Ananda Pahto shines with its architectural design as well as its history. Said to be built in 1090 and 1105, Ananda Pahto is one of the most revered Bagan temples. There is so much to discover and explore in this much revered temple.
But you cannot access the upper floors of the temple. Apart from that, the entranceways resemble a Greek cross. When you get to the base and the terraces, you will notice the 554 glassy tiles. These tiles narrate the Jataka tales. When you look back, you can see the big teak doors. These doors divide interior halls.
When you move a little further, you can see four Buddha statues. Each of these standing statues is about 31 feet high. Two statues have the Bagan style. If you are familiar with Buddhist iconography, you will naturally get what the statue says. It is the Dhammachakka mudra which is the Buddha’s position of teaching the first sermon. The remaining two statues are relatively new as they had been built to replace the old statues. They got caught up in fire in the 1600s. There is one thing common about all the four statues. They are built in solid teak.

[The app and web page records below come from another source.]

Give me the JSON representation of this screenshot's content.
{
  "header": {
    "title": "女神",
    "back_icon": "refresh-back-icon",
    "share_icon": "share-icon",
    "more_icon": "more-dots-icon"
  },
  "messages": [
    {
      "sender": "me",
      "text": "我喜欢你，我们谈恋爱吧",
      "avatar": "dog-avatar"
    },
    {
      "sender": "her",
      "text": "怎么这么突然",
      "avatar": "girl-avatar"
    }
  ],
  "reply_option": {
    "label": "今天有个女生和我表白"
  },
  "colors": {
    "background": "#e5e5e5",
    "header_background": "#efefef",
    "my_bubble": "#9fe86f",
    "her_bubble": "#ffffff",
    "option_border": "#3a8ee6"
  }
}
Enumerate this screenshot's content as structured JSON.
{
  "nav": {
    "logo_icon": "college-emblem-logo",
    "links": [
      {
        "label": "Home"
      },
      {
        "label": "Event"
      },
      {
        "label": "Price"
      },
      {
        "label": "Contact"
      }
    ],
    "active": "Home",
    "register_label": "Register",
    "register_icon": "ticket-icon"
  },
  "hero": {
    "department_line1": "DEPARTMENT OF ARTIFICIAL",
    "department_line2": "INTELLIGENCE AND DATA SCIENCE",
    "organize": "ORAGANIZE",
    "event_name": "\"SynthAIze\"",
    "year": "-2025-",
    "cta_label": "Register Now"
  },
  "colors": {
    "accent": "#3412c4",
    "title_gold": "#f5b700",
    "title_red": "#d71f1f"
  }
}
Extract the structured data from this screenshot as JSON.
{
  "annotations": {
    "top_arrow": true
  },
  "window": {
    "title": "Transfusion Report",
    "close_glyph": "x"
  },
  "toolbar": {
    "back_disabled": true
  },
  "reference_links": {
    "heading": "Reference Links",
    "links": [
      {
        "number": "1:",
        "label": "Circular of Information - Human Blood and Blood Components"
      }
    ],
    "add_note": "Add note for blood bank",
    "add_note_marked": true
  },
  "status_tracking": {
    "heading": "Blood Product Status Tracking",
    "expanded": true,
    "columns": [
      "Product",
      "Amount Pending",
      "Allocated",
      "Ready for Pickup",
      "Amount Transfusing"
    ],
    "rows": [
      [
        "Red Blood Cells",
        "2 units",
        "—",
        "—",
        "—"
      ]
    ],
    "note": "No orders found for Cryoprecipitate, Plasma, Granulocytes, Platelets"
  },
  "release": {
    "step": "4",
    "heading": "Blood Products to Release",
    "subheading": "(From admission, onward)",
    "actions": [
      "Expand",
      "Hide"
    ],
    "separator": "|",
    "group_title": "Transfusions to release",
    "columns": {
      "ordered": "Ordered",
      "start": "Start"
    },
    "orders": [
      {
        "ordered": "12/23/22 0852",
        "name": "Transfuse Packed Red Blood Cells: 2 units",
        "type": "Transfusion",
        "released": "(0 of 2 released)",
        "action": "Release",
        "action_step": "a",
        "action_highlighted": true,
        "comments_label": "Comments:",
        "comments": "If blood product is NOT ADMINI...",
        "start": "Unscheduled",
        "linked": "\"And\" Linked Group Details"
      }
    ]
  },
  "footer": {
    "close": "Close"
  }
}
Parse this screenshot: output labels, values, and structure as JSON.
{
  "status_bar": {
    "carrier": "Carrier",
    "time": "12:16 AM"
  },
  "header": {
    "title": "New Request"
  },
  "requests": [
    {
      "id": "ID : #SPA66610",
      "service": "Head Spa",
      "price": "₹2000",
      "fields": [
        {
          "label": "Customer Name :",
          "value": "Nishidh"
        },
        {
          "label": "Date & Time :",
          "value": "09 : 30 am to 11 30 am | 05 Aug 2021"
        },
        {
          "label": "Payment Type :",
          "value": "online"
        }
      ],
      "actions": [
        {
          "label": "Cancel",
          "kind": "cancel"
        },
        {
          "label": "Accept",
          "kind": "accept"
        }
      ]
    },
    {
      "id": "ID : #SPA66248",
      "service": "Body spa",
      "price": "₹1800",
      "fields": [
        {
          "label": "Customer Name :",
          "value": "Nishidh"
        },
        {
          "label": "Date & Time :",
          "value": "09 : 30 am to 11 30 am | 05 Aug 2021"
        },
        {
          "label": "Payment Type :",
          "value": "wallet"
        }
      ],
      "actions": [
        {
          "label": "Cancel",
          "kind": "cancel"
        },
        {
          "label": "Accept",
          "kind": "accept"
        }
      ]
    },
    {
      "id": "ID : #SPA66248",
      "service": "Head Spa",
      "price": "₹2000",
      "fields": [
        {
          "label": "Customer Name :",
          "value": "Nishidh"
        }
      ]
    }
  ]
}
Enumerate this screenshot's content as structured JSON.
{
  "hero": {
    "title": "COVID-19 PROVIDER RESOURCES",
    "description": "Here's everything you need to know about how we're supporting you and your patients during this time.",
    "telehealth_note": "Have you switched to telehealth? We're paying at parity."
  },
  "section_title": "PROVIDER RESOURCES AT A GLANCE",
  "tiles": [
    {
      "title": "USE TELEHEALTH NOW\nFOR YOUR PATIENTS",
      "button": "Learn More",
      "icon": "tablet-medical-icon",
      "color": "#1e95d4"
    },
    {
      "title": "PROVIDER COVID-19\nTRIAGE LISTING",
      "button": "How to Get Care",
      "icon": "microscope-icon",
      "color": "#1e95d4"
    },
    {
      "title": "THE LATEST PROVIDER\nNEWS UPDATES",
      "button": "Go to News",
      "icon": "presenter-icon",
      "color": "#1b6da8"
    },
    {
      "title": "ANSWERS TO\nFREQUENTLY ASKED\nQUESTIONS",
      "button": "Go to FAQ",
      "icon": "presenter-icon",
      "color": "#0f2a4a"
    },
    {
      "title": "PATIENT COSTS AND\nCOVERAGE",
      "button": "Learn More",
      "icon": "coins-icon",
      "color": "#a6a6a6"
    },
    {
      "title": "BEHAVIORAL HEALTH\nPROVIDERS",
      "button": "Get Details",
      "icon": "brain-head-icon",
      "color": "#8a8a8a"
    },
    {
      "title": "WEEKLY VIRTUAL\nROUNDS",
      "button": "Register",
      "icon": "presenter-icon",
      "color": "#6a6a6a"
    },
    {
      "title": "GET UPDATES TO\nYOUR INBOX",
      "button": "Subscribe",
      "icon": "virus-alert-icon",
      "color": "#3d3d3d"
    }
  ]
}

And if you go with a tourist guide in tow, they will share many interesting facts with you. If you stand in one side, the guides will explain, you will see the Buddha’s face in a sad mood. If you would like to have a tourist guide, seek help from any Yangon hotel such as Chatrium Hotel Royal Lake Yangon. They will assist you in finding a good guide.
The Buddha statue that faces the west has his hands stretched far. In iconography, this is called abhaya mudra (the fearless position). You will see big lacquer statues at the bottom of this statue. These two statues represent King Kyanzittha and the Theravada Buddhist monk Shin Arahan.
And before leaving the temple, remember to take a leisurely stroll around the temple. You can see more tiles and the stunning panoramic view outside the temple.
The western and eastern standing Buddha images are done in the later Konbaung, or Mandalay, style. If looked at from the right angle, the two lions at the eastern side resemble an ogre. A small, nut-like sphere held between the thumb and middle finger of the east-facing image is said to resemble a herbal pill, and may represent the Buddha offering Dhamma (Buddhist teachings) as a cure for suffering. Both arms hang at the image’s sides with hands outstretched, a mudra (hand position) unknown to traditional Buddhist sculpture outside this temple.
The west-facing buddha features the abhaya mudra (the hands outstretched, in the gesture of no fear). At its feet sit two life-sized lacquer statues, said to represent King Kyanzittha and Shin Arahan, the Mon monk who initiated Anawrahta into Theravada Buddhism. Inside the western portico are two symbols on pedestals of the buddha’s footprints.
Don’t leave without taking a brief walk around the outside of the temple, where you can see many glazed tiles and lovely views of the spires and terraced roofs (often away from vendor hassle too).
Roland Lefevre is a travel writer who specializes in creating features on leisure as well as business travel destinations across the globe. Google+